Records supplied:

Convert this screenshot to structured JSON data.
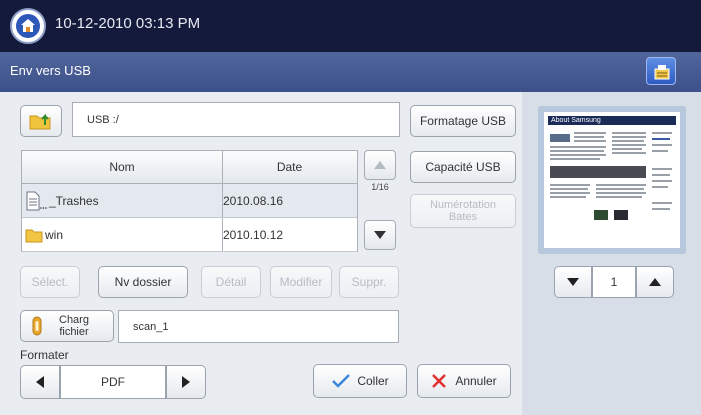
{
  "status_bar": {
    "datetime": "10-12-2010 03:13 PM",
    "home_icon": "home-icon"
  },
  "header": {
    "title": "Env vers USB",
    "job_icon": "job-status-icon"
  },
  "path": {
    "up_icon": "folder-up-icon",
    "value": "USB :/"
  },
  "actions_right": {
    "format_usb": "Formatage USB",
    "capacity_usb": "Capacité USB",
    "bates_numbering": "Numérotation Bates"
  },
  "file_table": {
    "columns": [
      "Nom",
      "Date"
    ],
    "rows": [
      {
        "name": "_Trashes",
        "date": "2010.08.16",
        "icon": "file-icon"
      },
      {
        "name": "win",
        "date": "2010.10.12",
        "icon": "folder-icon"
      }
    ],
    "page_indicator": "1/16"
  },
  "file_actions": {
    "select": "Sélect.",
    "new_folder": "Nv dossier",
    "detail": "Détail",
    "modify": "Modifier",
    "delete": "Suppr."
  },
  "filename": {
    "button_line1": "Charg",
    "button_line2": "fichier",
    "value": "scan_1"
  },
  "format": {
    "label": "Formater",
    "value": "PDF"
  },
  "bottom_actions": {
    "paste": "Coller",
    "cancel": "Annuler"
  },
  "preview": {
    "page": "1",
    "doc_title": "About Samsung"
  }
}
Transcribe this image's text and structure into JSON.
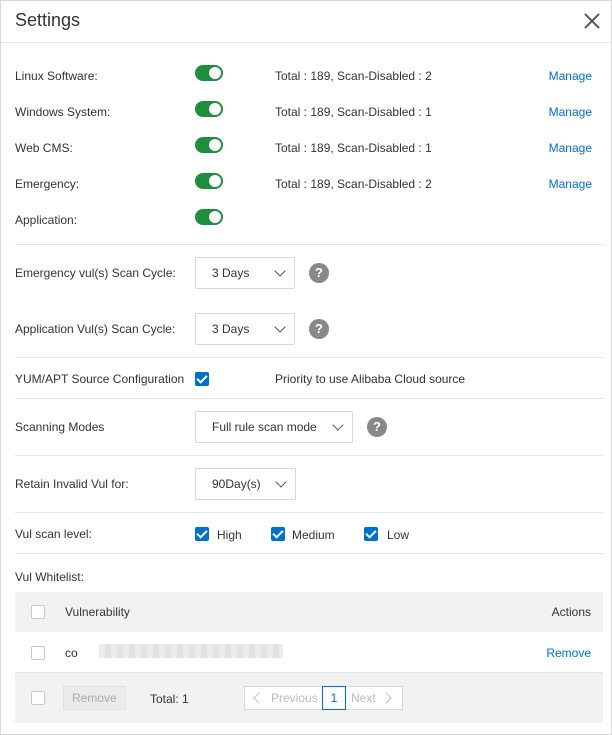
{
  "dialog": {
    "title": "Settings"
  },
  "toggles": [
    {
      "label": "Linux Software:",
      "info": "Total : 189, Scan-Disabled : 2",
      "link": "Manage"
    },
    {
      "label": "Windows System:",
      "info": "Total : 189, Scan-Disabled : 1",
      "link": "Manage"
    },
    {
      "label": "Web CMS:",
      "info": "Total : 189, Scan-Disabled : 1",
      "link": "Manage"
    },
    {
      "label": "Emergency:",
      "info": "Total : 189, Scan-Disabled : 2",
      "link": "Manage"
    },
    {
      "label": "Application:"
    }
  ],
  "emergency_scan": {
    "label": "Emergency vul(s) Scan Cycle:",
    "value": "3 Days"
  },
  "application_scan": {
    "label": "Application Vul(s) Scan Cycle:",
    "value": "3 Days"
  },
  "source_config": {
    "label": "YUM/APT Source Configuration",
    "option": "Priority to use Alibaba Cloud source"
  },
  "scanning_modes": {
    "label": "Scanning Modes",
    "value": "Full rule scan mode"
  },
  "retain": {
    "label": "Retain Invalid Vul for:",
    "value": "90Day(s)"
  },
  "scan_level": {
    "label": "Vul scan level:",
    "options": [
      "High",
      "Medium",
      "Low"
    ]
  },
  "whitelist": {
    "label": "Vul Whitelist:",
    "columns": {
      "vulnerability": "Vulnerability",
      "actions": "Actions"
    },
    "rows": [
      {
        "name": "co",
        "action": "Remove"
      }
    ],
    "footer": {
      "remove": "Remove",
      "total": "Total: 1",
      "previous": "Previous",
      "page": "1",
      "next": "Next"
    }
  },
  "colors": {
    "accent": "#0070cc",
    "toggle": "#1e8e3e"
  }
}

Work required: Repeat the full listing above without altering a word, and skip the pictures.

Exercise answer:
Convert this screenshot to structured JSON data.
{
  "status_bar": {
    "datetime": "10-12-2010 03:13 PM",
    "home_icon": "home-icon"
  },
  "header": {
    "title": "Env vers USB",
    "job_icon": "job-status-icon"
  },
  "path": {
    "up_icon": "folder-up-icon",
    "value": "USB :/"
  },
  "actions_right": {
    "format_usb": "Formatage USB",
    "capacity_usb": "Capacité USB",
    "bates_numbering": "Numérotation Bates"
  },
  "file_table": {
    "columns": [
      "Nom",
      "Date"
    ],
    "rows": [
      {
        "name": "_Trashes",
        "date": "2010.08.16",
        "icon": "file-icon"
      },
      {
        "name": "win",
        "date": "2010.10.12",
        "icon": "folder-icon"
      }
    ],
    "page_indicator": "1/16"
  },
  "file_actions": {
    "select": "Sélect.",
    "new_folder": "Nv dossier",
    "detail": "Détail",
    "modify": "Modifier",
    "delete": "Suppr."
  },
  "filename": {
    "button_line1": "Charg",
    "button_line2": "fichier",
    "value": "scan_1"
  },
  "format": {
    "label": "Formater",
    "value": "PDF"
  },
  "bottom_actions": {
    "paste": "Coller",
    "cancel": "Annuler"
  },
  "preview": {
    "page": "1",
    "doc_title": "About Samsung"
  }
}
Transcribe this image's text and structure into JSON.
{
  "dialog": {
    "title": "Settings"
  },
  "toggles": [
    {
      "label": "Linux Software:",
      "info": "Total : 189, Scan-Disabled : 2",
      "link": "Manage"
    },
    {
      "label": "Windows System:",
      "info": "Total : 189, Scan-Disabled : 1",
      "link": "Manage"
    },
    {
      "label": "Web CMS:",
      "info": "Total : 189, Scan-Disabled : 1",
      "link": "Manage"
    },
    {
      "label": "Emergency:",
      "info": "Total : 189, Scan-Disabled : 2",
      "link": "Manage"
    },
    {
      "label": "Application:"
    }
  ],
  "emergency_scan": {
    "label": "Emergency vul(s) Scan Cycle:",
    "value": "3 Days"
  },
  "application_scan": {
    "label": "Application Vul(s) Scan Cycle:",
    "value": "3 Days"
  },
  "source_config": {
    "label": "YUM/APT Source Configuration",
    "option": "Priority to use Alibaba Cloud source"
  },
  "scanning_modes": {
    "label": "Scanning Modes",
    "value": "Full rule scan mode"
  },
  "retain": {
    "label": "Retain Invalid Vul for:",
    "value": "90Day(s)"
  },
  "scan_level": {
    "label": "Vul scan level:",
    "options": [
      "High",
      "Medium",
      "Low"
    ]
  },
  "whitelist": {
    "label": "Vul Whitelist:",
    "columns": {
      "vulnerability": "Vulnerability",
      "actions": "Actions"
    },
    "rows": [
      {
        "name": "co",
        "action": "Remove"
      }
    ],
    "footer": {
      "remove": "Remove",
      "total": "Total: 1",
      "previous": "Previous",
      "page": "1",
      "next": "Next"
    }
  },
  "colors": {
    "accent": "#0070cc",
    "toggle": "#1e8e3e"
  }
}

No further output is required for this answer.